Samsung Electronics expects rapidly recovering demand for its premium computer memory chips and flat screen TVs to drive growth this year, with the unwinding of global stimulus measures the key risk for sales.
The world's top maker of memory chips and LCD screens said the rising won currency could also dent earnings, although most analysts were bullish about the outlook for a company that has become a global brand in the space of 10 years.
Beijing's move to tighten monetary conditions has raised concerns about a potential slowdown in the giant economy, hurting the demand outlook for countries such as South Korea, which ships about a quarter of its exports to China.
Those worries and weak results from U.S. tech firms put pressure on Samsung shares on Friday, which ended down 3 percent, or 5 percent on the week.
Talk of exit strategies can weigh on Samsung as well as the entire market in the coming months, said Choi Jong-hyeok, a fund manager at Midas Asset Management.
But I am confident about Samsung's business this year. Chips and LCDs are doing great, and Samsung is working on its smartphones although it was a little late to start.
Ahead of the results, analysts expected net profit at Asia's biggest technology firm by market capitalization to grow by a third to 13 trillion won ($11 billion) this year, according to Thomson Reuters I/B/E/S.
A revival in corporate demand for personal computers and robust TV panel demand spurred by Chinese buyers and major sports events such as the World Cup should lead to a strong first half, bucking the usual weak seasonality, Samsung said.
The company said it was considering increasing its investment in memory chips to meet demand.
Samsung, the world's biggest TV brand and No. 2 mobile phone maker, swung to a quarterly operating profit, slightly ahead of market forecasts, as the tech sector recovery boosted chip prices and shoppers snapped up TVs and mobile phones.
Its bigger rival in mobile phones, Nokia, reported forecast-beating earnings on Thursday, while Motorola turned a small quarterly profit but predicted a loss in the current quarter.
Consolidated operating profit in the fourth quarter rose to 3.7 trillion won, above a consensus forecast for 3.58 trillion won profit from Thomson Reuters I/B/E/S and exactly in line with the company's own forecast earlier this month.
Fourth quarter sales rose 19 percent to 39.24 trillion won.
It was the first time Samsung reports earnings since the new chief executive Choi Gee-sung took over in a management reshuffle in December, promising Samsung would also beef up its PC, appliance and camera businesses.
Samsung made a remarkable recovery last year from the global downturn, expanding its share to more than one-fifth of the global market for LCD TVs and mobile phones from the mid-teens two years ago.
But tough competition in smartphones poses a challenge, while Japanese TV rivals such as Sony Corp and Panasonic Corp are beefing up their line-ups to claw back market share.
Jeffrey Lee, who helps manage $2.5 billion as chief investment officer at Phillip Capital in Singapore, said he recently sold shares in Samsung on concerns about prospects for the firm's mobile phone business.
Intuitively, with the iPhone making such a big impact globally, this is going to have an impact on the smartphone business.
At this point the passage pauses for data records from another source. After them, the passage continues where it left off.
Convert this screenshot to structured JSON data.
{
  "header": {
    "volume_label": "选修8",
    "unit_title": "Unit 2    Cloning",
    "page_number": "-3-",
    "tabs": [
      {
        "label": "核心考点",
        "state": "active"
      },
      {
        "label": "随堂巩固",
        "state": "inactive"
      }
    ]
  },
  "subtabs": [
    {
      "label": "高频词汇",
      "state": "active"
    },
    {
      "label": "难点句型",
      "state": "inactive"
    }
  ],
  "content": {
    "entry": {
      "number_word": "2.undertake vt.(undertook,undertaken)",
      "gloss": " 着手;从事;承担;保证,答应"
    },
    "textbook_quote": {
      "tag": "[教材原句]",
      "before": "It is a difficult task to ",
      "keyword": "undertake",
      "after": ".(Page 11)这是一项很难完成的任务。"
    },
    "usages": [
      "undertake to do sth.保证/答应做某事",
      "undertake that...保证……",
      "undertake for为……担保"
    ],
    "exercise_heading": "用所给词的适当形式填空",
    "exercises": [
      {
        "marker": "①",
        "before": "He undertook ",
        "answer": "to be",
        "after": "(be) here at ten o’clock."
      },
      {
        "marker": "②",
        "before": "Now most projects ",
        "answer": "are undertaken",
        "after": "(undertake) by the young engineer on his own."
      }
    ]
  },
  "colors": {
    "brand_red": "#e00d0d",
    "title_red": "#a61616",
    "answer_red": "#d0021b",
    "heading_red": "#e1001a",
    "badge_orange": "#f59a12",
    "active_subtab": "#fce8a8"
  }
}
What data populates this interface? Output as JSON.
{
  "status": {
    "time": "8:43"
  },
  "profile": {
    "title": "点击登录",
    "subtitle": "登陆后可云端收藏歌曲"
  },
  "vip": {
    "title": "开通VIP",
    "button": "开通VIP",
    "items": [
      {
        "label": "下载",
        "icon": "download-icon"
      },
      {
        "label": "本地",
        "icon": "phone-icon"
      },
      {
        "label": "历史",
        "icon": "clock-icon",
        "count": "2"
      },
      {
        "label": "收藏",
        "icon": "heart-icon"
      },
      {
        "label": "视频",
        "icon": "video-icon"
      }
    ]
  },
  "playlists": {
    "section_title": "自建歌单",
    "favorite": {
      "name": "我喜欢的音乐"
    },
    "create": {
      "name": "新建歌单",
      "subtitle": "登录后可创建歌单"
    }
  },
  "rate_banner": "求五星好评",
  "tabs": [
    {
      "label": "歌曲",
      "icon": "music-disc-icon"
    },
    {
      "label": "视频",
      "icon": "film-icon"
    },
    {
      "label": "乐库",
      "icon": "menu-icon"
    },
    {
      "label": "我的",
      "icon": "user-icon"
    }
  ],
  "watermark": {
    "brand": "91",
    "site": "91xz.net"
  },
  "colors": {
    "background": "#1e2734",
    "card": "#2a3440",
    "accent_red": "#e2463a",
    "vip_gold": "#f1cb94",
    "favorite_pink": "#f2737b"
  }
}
The ones that have been losing their edge seem to be Samsung and Nokia, Lee said.
At the same time Apple Inc's new iPad tablet computer offers a new growth opportunity for Samsung's NAND flash chips.
Semiconductors will drive Samsung's earnings this year ... Consumer fever for Apple's iPhone and new tablet product is likely to help Samsung's chip business, said Won Sang-Phil, market analyst at Tong Yang Securities in Seoul.
Analysts played down the threat of the stronger won, which has risen 35 percent off its low last March. They said it would have to climb above 1,000 won to the dollar from 1,158 currently to really hit sales.
Samsung expects to achieve a double-digit profit margin in the mobile phone unit in 2010, at least matching the 10 percent margin it had last year.
It expected the global mobile phone market to grow 10 percent in 2010 and Samsung to outperform, by offering more touchscreen models and new smartphones, such as one using Google's Android operating system.
Samsung shares finished down 3 percent at 784,000 won, compared with a 2.44 percent fall in the Seoul market, hit by a weak finish for U.S. tech stocks after Motorola's disappointing forecast.
Hynix Semiconductor Inc, No. 2 in memory chips, last week reported a higher-than-expected quarterly profit and forecast a further recovery in the sector.
Shares in Samsung shot up 77 percent last year, well ahead of the broader market's 50 percent gain, but underperformed in the fourth quarter on concerns about the strengthening Korean won hurting exports.
(Additional reporting by Miyoung Kim, Shin Ji-eun and Kim Yeon-hee in SEOUL and Kevin Lim in SINGAPORE)
(Writing by Sonali Paul; Editing by Dean Yates)